Pope Francis has appointed Steven Chu, professor of physics and molecular and cellular physiology at Stanford University, Stanford, California, United States of America, as an ordinary member of the Vatican’s Pontifical Academy of Sciences.
The Academy, headquartered inside Vatican City, was established in 1936 by Pope Pius XI.
The work of the Pontifical Academy of Sciences comprises six major areas: fundamental science; science and technology of global problems; science for the problems of the developing world; scientific policy; bioethics; epistemology.
Among its several goals are: ensuring that the benefits of science and technology reach the most people; ensuring that science advances man’s human and moral dimension; making science help in the promotion of justice, development, solidarity, peace, and the resolution of conflict; fostering interaction between faith and reason and encouraging dialogue between science and spiritual, cultural, philosophical and religious values.

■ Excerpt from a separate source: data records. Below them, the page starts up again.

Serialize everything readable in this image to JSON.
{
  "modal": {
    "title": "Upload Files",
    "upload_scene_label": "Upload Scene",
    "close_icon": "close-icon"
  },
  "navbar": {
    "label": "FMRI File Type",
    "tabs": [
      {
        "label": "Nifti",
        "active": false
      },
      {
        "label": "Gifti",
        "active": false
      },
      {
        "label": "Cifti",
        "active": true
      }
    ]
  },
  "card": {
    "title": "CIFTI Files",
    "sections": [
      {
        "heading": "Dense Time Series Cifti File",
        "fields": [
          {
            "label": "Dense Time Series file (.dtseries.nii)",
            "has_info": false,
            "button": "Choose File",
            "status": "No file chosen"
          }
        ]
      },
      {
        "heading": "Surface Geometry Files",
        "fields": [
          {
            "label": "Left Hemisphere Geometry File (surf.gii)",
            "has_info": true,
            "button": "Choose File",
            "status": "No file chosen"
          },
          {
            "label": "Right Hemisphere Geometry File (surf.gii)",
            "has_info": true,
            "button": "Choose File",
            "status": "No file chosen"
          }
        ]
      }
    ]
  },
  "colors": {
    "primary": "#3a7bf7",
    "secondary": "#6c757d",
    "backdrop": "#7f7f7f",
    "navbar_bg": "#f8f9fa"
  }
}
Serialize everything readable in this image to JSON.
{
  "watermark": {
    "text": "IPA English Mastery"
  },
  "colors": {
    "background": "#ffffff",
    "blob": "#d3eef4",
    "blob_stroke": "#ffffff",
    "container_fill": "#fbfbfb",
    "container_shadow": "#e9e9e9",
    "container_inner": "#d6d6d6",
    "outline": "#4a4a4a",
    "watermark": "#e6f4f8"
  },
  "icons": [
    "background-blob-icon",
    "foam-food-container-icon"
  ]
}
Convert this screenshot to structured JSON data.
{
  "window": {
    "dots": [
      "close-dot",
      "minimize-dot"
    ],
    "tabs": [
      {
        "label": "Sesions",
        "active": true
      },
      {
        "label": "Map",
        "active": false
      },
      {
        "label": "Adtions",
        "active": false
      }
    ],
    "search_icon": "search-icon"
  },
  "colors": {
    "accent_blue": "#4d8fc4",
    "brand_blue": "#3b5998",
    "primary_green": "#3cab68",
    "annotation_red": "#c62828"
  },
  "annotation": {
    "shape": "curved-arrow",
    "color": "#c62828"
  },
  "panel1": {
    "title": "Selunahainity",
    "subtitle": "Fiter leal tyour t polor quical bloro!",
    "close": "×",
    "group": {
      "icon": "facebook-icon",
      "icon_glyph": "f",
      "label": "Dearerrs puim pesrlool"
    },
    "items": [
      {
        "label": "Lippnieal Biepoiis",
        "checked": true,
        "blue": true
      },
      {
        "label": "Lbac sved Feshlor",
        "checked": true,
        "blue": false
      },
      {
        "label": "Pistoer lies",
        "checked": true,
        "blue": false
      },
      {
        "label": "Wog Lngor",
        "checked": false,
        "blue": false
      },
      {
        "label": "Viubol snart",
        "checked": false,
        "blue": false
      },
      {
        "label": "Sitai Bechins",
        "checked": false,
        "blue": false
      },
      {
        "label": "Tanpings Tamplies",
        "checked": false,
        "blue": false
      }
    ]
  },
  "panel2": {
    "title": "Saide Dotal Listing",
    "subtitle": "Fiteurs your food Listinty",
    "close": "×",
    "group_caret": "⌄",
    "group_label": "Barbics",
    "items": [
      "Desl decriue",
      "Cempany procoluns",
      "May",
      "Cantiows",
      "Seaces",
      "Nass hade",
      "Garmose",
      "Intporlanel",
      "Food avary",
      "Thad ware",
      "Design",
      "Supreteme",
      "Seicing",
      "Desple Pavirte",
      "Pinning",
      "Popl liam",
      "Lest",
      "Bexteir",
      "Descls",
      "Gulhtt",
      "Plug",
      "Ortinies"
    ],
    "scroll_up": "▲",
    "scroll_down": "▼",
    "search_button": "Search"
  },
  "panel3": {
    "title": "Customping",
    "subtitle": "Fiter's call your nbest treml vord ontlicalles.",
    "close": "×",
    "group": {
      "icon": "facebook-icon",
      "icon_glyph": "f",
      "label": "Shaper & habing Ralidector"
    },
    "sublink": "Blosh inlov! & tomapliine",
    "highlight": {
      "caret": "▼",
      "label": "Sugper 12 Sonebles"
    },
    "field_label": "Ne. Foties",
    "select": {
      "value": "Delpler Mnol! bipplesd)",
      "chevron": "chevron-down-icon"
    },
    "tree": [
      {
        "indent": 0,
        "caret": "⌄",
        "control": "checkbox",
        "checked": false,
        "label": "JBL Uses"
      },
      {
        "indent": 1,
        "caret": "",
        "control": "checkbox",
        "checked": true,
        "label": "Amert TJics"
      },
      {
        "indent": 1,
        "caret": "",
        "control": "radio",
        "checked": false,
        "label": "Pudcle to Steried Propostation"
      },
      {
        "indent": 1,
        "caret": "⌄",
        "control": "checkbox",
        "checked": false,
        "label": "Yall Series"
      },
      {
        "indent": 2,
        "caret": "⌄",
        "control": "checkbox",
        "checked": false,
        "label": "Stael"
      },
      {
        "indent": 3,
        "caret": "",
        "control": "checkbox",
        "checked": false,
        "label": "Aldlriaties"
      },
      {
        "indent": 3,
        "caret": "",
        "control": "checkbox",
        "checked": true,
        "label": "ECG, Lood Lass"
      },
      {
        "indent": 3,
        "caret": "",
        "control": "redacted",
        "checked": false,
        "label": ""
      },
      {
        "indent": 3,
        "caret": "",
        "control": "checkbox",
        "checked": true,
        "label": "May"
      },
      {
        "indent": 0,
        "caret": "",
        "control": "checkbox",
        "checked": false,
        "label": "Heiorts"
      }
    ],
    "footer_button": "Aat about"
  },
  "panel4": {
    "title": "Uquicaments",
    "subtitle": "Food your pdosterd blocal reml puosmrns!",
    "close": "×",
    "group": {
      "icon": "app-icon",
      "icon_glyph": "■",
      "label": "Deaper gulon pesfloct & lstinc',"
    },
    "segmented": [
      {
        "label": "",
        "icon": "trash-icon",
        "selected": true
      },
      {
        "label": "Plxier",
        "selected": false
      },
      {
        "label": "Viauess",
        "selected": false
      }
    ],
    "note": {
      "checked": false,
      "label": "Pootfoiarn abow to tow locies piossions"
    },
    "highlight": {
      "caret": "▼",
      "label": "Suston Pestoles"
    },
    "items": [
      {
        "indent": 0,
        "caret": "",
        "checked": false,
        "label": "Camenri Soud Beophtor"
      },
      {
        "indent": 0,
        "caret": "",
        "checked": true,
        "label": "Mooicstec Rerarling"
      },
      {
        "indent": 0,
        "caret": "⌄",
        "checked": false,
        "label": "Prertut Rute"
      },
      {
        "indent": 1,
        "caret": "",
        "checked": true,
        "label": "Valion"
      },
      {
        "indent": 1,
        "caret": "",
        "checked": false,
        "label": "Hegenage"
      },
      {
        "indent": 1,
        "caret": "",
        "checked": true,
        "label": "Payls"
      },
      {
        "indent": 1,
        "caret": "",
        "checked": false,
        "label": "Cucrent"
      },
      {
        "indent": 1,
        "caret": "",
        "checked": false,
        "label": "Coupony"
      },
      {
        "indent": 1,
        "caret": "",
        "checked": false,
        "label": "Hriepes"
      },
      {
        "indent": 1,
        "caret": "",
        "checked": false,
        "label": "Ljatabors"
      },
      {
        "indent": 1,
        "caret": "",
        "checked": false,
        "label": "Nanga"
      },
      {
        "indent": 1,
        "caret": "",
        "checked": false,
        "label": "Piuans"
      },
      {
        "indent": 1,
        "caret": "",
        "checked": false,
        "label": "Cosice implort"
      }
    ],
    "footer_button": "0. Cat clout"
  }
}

Born on 28 February 1948 in St. Louis, Missouri, United States of America, the new Pontifical Academician obtained a degree in mathematics and physics from the University of Rochester, New York in 1970 and a Ph.D. in physics at the University of California, Berkeley in 1976. Since 2013 he has been professor of molecular and cellular physics and physiology at Stanford University. He has published numerous articles on atomic physics, polymers and biophysics, biology, accumulators (batteries) and other energy technologies; finally, he owns various patents and patent applications.
Professor Chu directed the Lawrence Berkeley National Laboratory (2004-2008) and taught physics and applied physics at Stanford University (1987-2008), as well as being head of the quantum electronics research department at AT & T Bell Laboratories (1978-1987). From January 2009 to April 2013 he was Secretary of Energy for the United States of America.
Professor Chu was co-winner of the 1997 Nobel Prize in physics for studies on the development of methods to cool and trap atoms with laser light, and has received numerous other awards. He is a member of the U.S. National Academy of Sciences, a foreign member of the Royal Society, the Royal Academy of Engineering, the Chinese Academy of Sciences, and the Korean Academy of Sciences and Technology. He also received numerous honorary degrees.